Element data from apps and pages
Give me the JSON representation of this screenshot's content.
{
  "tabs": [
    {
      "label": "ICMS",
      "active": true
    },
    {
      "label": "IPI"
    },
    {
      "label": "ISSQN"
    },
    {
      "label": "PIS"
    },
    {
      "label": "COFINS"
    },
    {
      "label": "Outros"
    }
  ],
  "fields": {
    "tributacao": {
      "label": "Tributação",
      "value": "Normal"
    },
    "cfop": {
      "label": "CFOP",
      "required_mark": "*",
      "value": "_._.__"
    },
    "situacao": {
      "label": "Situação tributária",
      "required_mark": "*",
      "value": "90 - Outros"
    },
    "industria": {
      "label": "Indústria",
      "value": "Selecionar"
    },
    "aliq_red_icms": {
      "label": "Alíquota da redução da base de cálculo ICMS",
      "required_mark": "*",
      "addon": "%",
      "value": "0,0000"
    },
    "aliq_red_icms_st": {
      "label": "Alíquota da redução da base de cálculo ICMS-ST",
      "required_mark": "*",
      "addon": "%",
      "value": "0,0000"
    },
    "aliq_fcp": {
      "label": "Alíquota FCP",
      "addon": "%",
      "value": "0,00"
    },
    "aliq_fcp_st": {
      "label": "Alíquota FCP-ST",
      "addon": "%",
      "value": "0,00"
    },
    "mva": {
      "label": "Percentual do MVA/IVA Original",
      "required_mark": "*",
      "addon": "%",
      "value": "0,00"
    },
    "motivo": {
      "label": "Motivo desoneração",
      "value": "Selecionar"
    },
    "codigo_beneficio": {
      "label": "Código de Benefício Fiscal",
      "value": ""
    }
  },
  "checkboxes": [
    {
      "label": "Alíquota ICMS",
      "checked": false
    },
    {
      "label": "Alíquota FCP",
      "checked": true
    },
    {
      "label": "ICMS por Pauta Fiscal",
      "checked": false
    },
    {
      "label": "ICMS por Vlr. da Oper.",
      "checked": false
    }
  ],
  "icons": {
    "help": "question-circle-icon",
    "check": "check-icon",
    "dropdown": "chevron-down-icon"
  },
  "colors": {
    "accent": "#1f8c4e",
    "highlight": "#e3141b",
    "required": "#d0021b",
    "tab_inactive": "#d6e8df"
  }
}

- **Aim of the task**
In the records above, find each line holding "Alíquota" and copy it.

- **Written response**
      "label": "Alíquota da redução da base de cálculo ICMS",
      "label": "Alíquota da redução da base de cálculo ICMS-ST",
      "label": "Alíquota FCP",
      "label": "Alíquota FCP-ST",
      "label": "Alíquota ICMS",
      "label": "Alíquota FCP",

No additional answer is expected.